• _DATA TO USE_
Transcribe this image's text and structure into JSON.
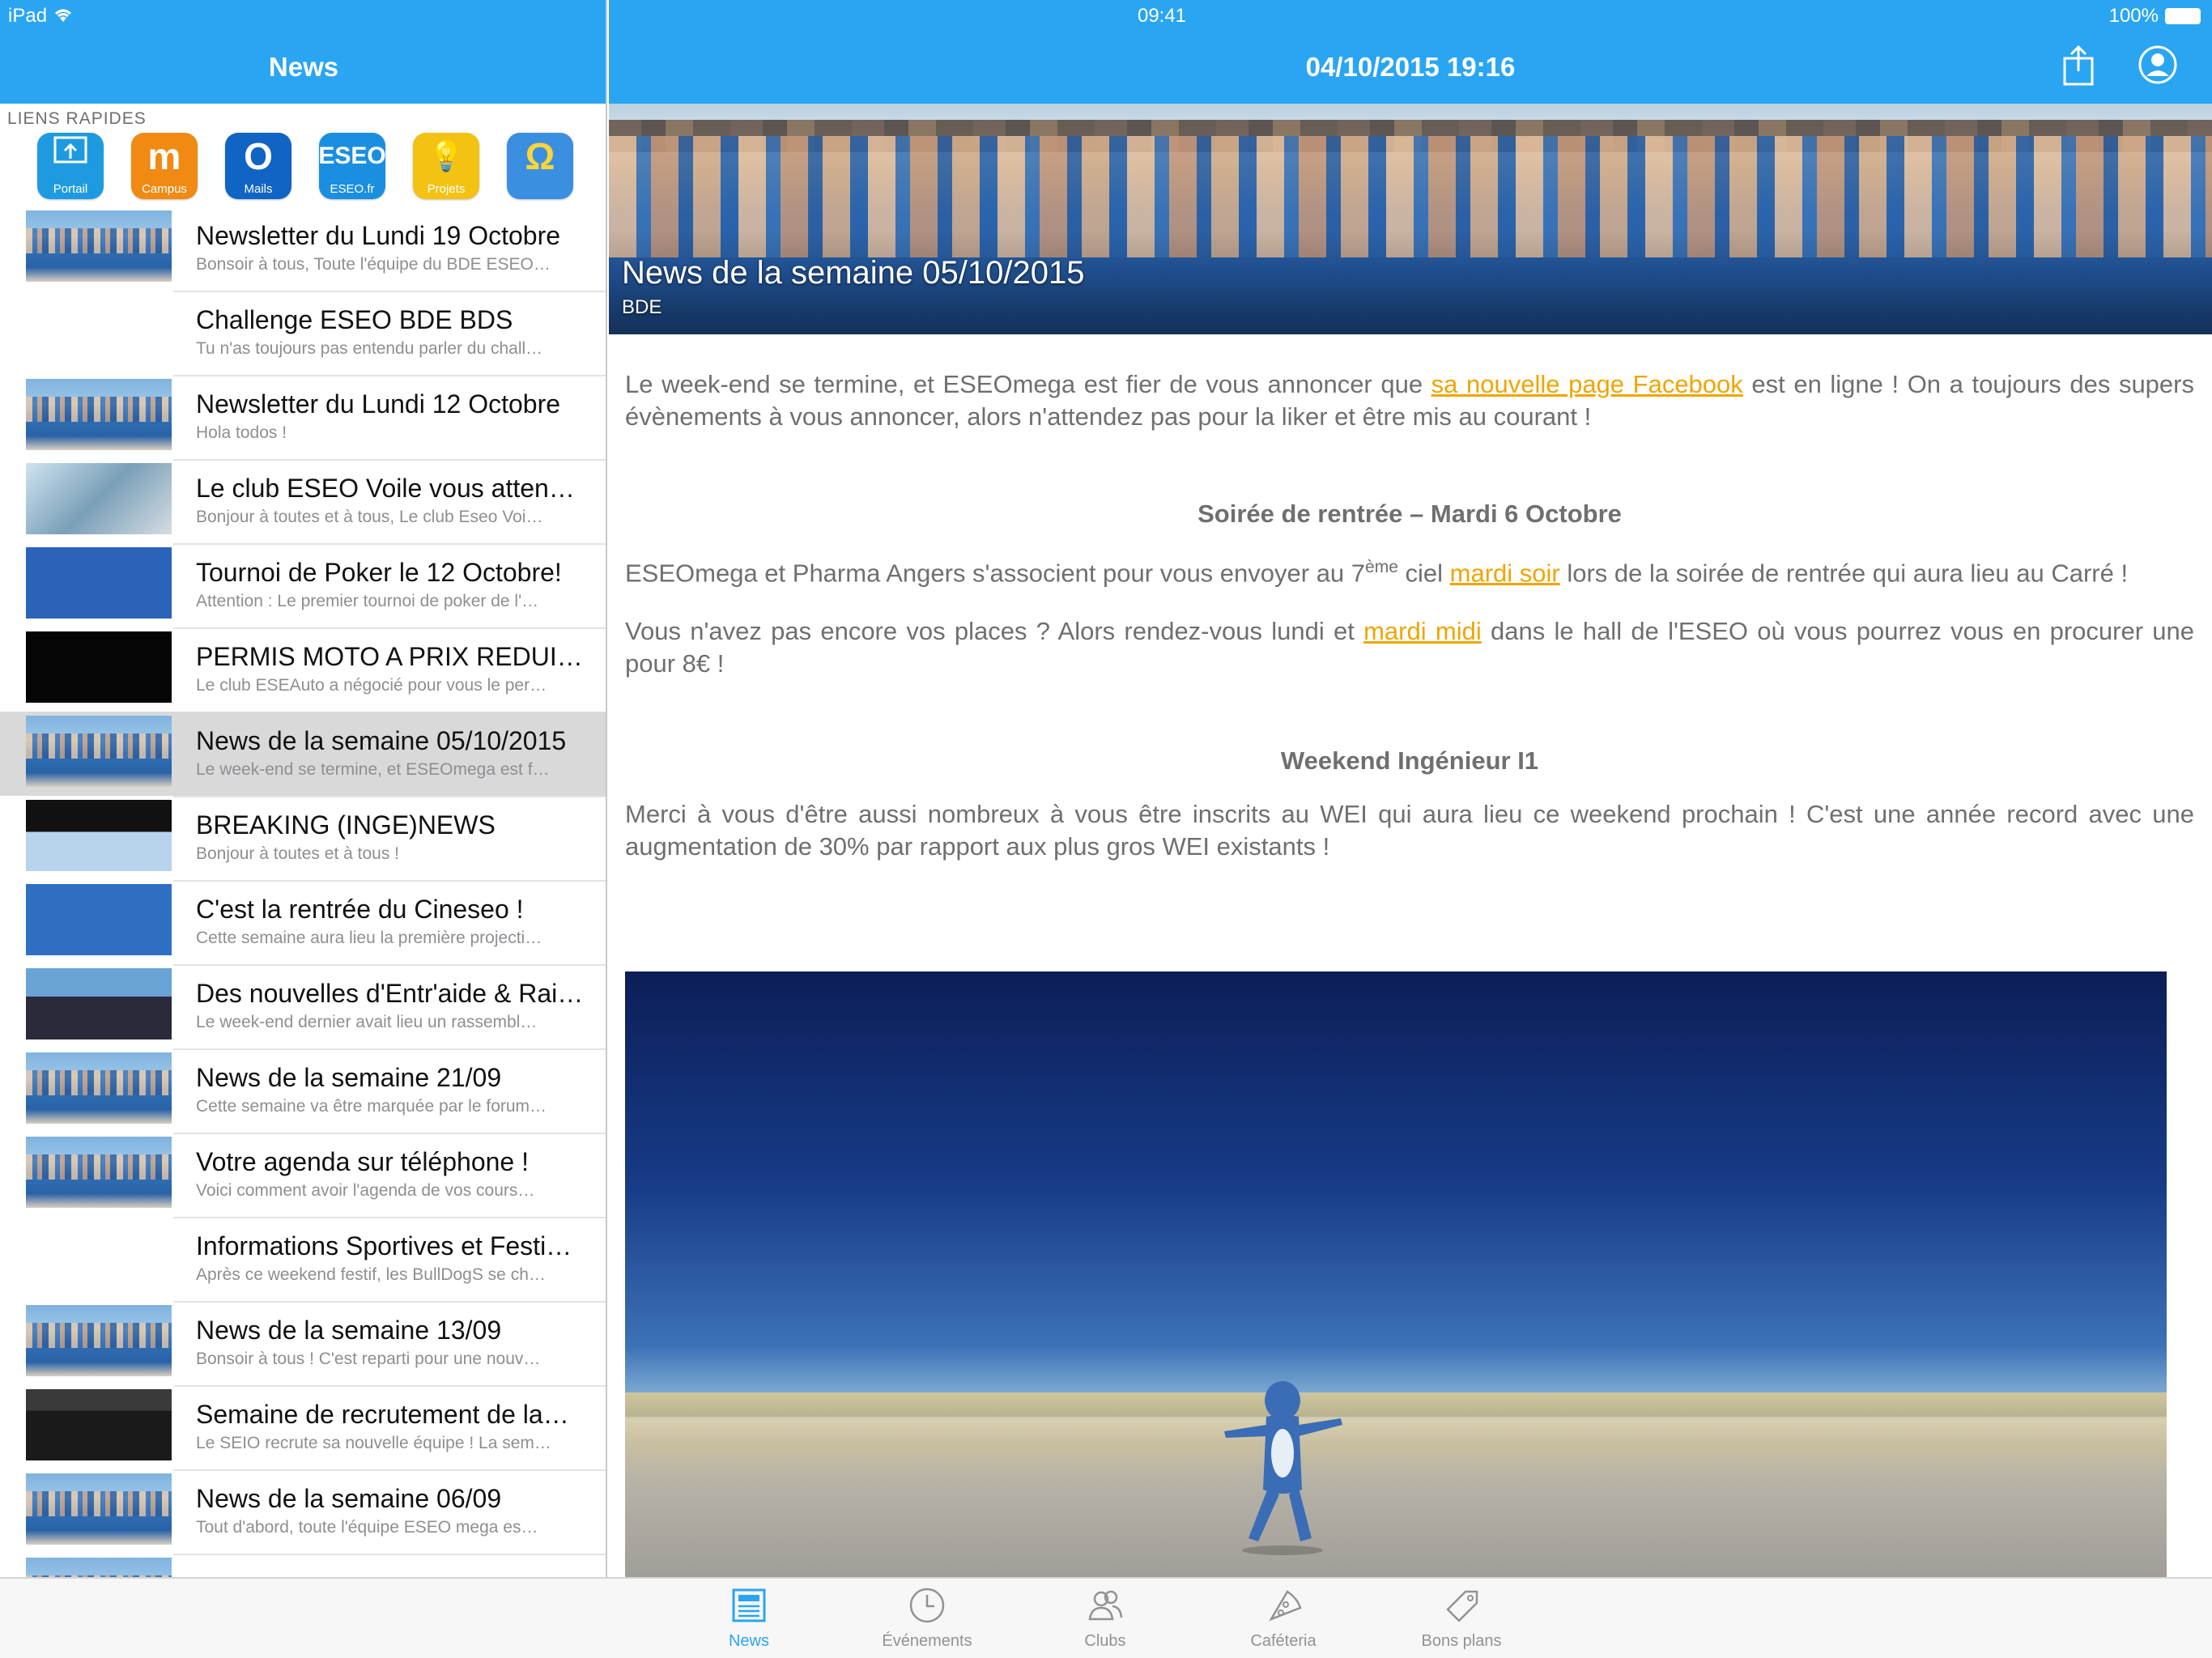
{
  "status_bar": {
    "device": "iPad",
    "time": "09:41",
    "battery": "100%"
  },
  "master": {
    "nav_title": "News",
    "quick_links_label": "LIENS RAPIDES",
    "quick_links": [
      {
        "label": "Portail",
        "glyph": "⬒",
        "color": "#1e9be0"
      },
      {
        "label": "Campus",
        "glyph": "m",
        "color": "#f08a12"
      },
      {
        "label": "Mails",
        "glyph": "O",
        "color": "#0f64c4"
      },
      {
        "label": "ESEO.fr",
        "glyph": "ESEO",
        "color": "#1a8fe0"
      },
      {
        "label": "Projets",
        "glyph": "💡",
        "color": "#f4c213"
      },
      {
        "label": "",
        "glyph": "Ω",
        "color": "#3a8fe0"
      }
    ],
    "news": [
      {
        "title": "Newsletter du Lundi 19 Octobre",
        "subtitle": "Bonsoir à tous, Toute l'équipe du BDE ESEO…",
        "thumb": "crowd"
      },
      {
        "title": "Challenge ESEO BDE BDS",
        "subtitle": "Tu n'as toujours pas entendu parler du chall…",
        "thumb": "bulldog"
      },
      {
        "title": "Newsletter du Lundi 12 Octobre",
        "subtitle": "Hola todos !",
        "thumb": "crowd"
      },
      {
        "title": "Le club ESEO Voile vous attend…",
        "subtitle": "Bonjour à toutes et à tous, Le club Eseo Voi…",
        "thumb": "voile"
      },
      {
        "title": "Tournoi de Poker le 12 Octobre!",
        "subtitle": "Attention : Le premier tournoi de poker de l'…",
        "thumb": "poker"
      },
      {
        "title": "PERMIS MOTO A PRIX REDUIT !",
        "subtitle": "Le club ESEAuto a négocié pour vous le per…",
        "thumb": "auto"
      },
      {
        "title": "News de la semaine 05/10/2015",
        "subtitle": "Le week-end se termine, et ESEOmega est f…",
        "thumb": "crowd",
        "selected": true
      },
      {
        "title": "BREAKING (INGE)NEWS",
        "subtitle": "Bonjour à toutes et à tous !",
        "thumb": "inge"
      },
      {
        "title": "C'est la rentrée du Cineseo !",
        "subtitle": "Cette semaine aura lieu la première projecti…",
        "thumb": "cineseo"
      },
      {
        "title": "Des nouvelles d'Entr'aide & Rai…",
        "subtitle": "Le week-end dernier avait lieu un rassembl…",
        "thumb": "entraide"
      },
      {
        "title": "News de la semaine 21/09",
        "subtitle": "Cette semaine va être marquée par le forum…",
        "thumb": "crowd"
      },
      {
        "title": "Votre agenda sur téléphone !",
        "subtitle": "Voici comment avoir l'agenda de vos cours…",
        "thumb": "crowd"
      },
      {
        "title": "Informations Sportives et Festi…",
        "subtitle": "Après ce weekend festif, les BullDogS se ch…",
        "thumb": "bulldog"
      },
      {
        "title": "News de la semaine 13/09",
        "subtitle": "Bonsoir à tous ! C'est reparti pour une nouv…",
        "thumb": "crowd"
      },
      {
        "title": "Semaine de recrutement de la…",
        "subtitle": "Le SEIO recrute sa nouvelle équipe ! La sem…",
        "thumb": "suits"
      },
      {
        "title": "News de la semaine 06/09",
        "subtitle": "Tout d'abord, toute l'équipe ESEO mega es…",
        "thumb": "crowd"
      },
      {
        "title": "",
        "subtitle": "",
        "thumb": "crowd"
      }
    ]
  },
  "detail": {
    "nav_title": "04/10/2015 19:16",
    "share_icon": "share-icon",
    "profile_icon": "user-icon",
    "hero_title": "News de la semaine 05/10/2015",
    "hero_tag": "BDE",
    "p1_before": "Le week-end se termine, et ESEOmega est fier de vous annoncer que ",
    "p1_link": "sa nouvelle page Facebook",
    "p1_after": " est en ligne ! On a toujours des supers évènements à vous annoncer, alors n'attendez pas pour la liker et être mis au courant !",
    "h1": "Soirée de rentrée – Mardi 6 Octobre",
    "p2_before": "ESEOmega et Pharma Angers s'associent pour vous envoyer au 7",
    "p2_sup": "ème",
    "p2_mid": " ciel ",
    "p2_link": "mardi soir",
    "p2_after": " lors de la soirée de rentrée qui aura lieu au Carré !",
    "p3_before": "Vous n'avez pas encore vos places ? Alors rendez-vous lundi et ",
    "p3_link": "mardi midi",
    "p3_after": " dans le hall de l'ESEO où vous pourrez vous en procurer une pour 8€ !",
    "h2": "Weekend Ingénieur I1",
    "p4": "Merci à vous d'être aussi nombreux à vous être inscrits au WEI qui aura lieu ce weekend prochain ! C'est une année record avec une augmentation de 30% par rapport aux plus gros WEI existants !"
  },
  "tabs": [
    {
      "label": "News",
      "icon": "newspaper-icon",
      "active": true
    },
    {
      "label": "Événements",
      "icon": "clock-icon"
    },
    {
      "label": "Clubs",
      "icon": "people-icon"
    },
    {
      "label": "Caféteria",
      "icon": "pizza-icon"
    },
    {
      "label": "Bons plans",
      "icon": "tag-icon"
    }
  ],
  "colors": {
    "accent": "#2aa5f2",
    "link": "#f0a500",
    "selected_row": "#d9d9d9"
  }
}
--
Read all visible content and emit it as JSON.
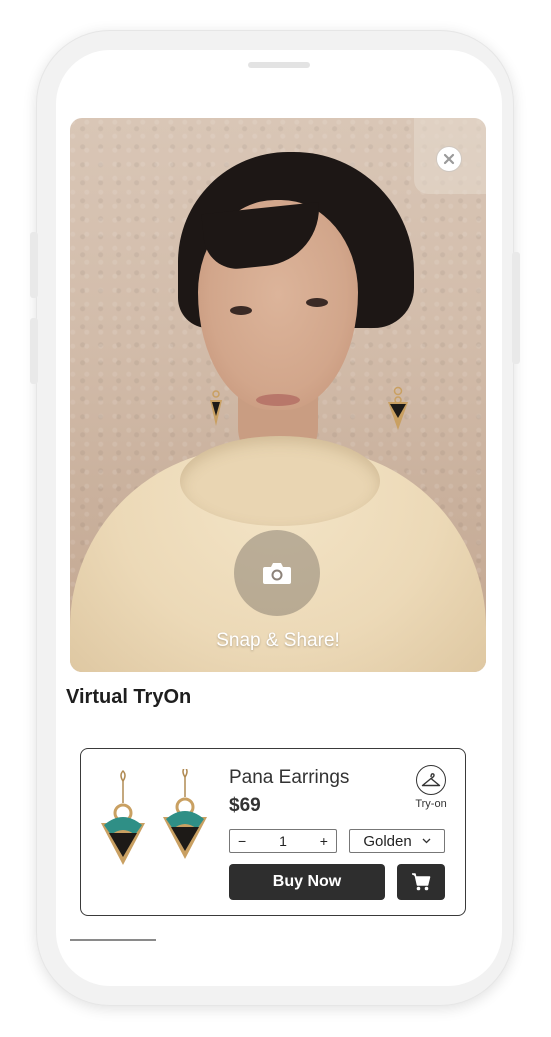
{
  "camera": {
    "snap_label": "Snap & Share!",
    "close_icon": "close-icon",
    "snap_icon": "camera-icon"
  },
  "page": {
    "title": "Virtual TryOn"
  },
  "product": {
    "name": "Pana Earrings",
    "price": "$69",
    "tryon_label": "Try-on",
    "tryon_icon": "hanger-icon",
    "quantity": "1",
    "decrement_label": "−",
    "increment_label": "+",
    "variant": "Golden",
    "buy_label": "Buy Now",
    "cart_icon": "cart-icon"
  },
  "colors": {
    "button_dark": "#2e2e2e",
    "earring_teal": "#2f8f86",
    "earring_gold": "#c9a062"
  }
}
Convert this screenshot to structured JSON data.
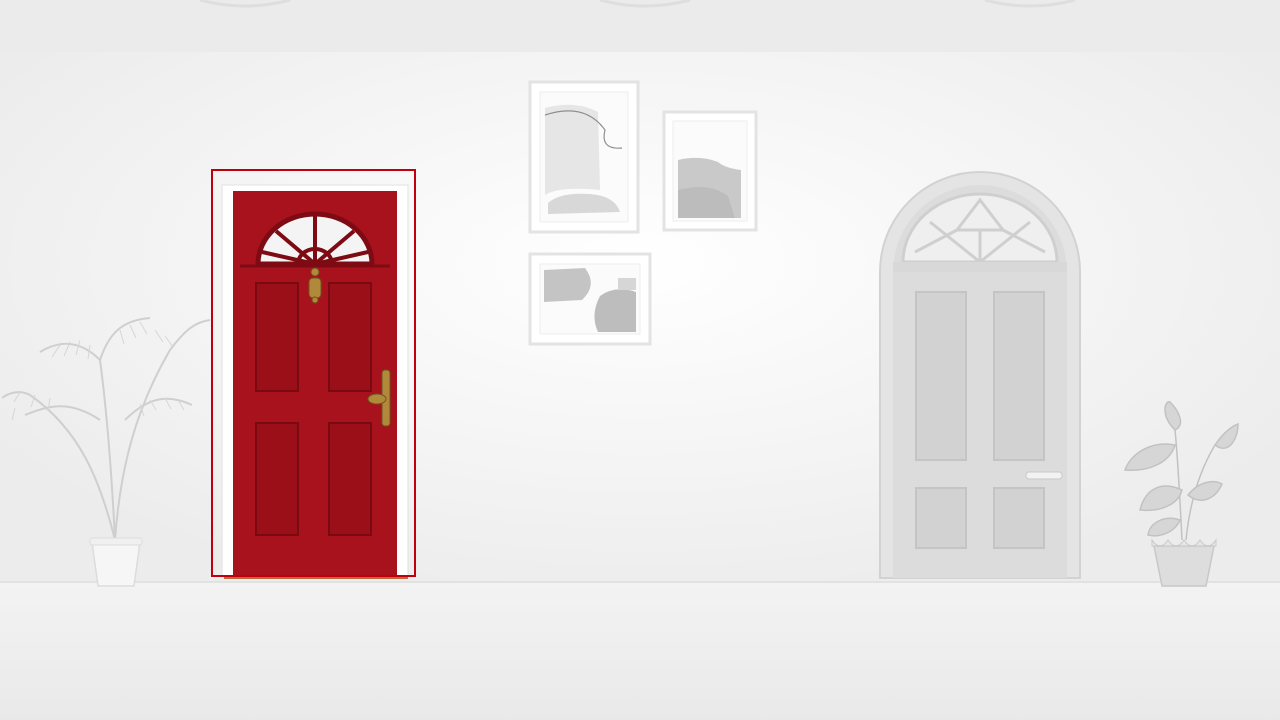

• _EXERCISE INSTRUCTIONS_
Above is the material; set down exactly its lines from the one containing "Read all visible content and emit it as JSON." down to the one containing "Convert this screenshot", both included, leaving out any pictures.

• _EXPECTED OUTPUT_
Read all visible content and emit it as JSON.
{
  "camera": {
    "snap_label": "Snap & Share!",
    "close_icon": "close-icon",
    "snap_icon": "camera-icon"
  },
  "page": {
    "title": "Virtual TryOn"
  },
  "product": {
    "name": "Pana Earrings",
    "price": "$69",
    "tryon_label": "Try-on",
    "tryon_icon": "hanger-icon",
    "quantity": "1",
    "decrement_label": "−",
    "increment_label": "+",
    "variant": "Golden",
    "buy_label": "Buy Now",
    "cart_icon": "cart-icon"
  },
  "colors": {
    "button_dark": "#2e2e2e",
    "earring_teal": "#2f8f86",
    "earring_gold": "#c9a062"
  }
}
Convert this screenshot to structured JSON data.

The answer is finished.